▶ [What to work on]: Please count how many lines below contain the word "Archivo" and reply with only that number.
── Supplied records ──
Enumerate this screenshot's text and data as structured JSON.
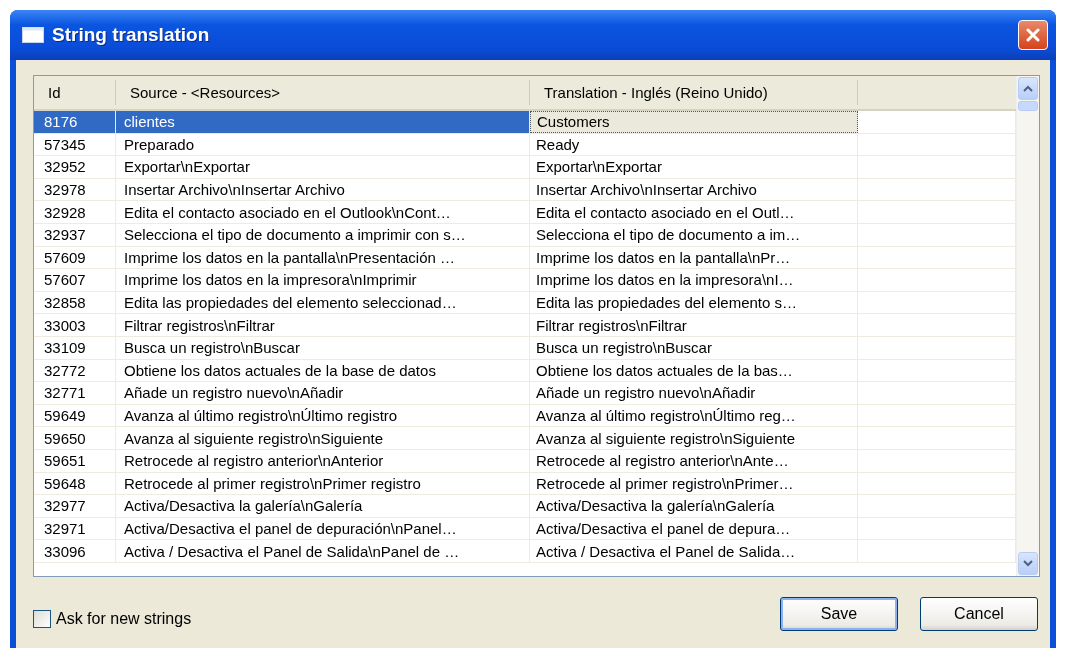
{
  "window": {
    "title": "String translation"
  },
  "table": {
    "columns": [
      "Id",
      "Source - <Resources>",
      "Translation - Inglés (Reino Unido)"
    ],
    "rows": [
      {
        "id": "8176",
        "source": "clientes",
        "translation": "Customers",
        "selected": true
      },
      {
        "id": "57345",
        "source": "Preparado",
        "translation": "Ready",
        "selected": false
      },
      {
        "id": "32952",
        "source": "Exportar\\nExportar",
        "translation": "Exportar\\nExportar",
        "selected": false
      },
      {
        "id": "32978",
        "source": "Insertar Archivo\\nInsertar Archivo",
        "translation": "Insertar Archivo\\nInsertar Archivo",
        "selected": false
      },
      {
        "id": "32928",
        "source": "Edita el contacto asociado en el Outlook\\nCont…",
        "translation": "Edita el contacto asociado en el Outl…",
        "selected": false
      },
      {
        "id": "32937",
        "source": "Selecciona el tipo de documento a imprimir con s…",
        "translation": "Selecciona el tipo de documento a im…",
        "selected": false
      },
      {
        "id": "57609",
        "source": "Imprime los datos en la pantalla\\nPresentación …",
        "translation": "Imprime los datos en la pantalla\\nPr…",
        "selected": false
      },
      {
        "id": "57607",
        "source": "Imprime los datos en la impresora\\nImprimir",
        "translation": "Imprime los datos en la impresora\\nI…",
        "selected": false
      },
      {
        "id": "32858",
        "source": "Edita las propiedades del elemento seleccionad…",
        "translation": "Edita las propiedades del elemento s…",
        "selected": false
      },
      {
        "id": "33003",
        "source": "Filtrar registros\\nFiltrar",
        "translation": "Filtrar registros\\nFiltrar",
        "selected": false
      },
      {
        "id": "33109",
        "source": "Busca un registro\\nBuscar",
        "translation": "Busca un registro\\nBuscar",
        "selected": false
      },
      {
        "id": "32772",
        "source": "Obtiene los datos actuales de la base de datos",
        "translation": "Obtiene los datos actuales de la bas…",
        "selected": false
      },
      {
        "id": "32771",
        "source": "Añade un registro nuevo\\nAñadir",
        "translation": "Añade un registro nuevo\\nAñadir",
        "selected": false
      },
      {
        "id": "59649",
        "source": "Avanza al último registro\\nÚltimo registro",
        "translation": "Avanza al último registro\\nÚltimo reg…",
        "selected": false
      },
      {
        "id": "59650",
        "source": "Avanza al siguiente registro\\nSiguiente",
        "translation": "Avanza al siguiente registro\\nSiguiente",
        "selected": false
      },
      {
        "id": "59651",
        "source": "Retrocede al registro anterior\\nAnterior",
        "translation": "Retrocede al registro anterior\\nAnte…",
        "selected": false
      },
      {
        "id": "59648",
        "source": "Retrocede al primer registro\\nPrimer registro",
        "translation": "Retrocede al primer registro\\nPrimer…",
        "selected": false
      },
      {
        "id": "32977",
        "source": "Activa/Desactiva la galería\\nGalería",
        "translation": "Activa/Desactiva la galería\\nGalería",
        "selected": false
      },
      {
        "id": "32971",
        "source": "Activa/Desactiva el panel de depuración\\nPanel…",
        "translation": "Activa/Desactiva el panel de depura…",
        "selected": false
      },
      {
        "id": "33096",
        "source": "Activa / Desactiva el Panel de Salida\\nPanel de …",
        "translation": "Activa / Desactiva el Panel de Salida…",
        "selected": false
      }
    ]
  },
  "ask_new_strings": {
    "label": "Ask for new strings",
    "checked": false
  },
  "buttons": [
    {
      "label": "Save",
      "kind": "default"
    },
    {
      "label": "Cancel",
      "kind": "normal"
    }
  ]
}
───
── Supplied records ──
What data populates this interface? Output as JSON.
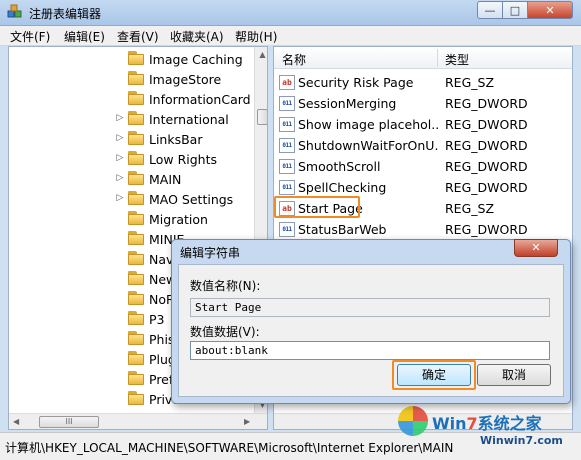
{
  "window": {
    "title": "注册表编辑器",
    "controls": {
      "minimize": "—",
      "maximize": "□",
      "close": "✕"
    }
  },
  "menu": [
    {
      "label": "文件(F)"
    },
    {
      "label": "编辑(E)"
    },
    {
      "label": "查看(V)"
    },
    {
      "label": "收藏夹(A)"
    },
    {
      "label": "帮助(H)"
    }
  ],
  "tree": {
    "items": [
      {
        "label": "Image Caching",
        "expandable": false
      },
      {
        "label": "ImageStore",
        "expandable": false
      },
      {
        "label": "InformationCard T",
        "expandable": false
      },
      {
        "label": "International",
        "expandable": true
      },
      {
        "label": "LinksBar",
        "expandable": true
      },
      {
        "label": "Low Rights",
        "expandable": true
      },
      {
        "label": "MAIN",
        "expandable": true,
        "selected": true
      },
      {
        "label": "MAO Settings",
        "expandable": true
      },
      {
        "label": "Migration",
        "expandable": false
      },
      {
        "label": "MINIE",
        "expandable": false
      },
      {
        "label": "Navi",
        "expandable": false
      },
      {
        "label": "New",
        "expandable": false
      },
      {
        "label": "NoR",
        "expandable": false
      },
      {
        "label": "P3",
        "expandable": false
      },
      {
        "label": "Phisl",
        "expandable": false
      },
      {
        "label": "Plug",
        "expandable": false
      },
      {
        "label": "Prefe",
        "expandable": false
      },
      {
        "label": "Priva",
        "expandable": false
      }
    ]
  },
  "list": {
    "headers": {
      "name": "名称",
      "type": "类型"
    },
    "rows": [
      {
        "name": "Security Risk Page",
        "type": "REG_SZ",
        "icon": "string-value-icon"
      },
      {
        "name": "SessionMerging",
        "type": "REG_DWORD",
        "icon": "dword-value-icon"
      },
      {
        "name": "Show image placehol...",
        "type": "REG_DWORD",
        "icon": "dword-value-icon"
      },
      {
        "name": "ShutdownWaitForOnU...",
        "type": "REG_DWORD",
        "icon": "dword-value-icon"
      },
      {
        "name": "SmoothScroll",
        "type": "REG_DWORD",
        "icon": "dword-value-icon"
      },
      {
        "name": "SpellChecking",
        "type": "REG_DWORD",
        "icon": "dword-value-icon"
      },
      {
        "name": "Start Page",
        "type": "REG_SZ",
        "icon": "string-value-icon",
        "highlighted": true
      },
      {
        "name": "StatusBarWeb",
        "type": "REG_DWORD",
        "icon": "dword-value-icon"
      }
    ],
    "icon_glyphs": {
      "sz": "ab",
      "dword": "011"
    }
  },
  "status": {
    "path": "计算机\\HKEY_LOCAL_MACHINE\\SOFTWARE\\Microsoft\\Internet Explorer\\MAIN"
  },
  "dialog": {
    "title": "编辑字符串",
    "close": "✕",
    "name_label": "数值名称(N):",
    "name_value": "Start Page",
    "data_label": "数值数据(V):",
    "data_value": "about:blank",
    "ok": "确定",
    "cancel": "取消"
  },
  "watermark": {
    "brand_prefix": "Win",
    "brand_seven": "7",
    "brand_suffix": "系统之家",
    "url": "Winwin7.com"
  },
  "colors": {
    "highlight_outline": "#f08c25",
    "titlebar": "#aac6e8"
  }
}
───
▶ [Written answer]: 2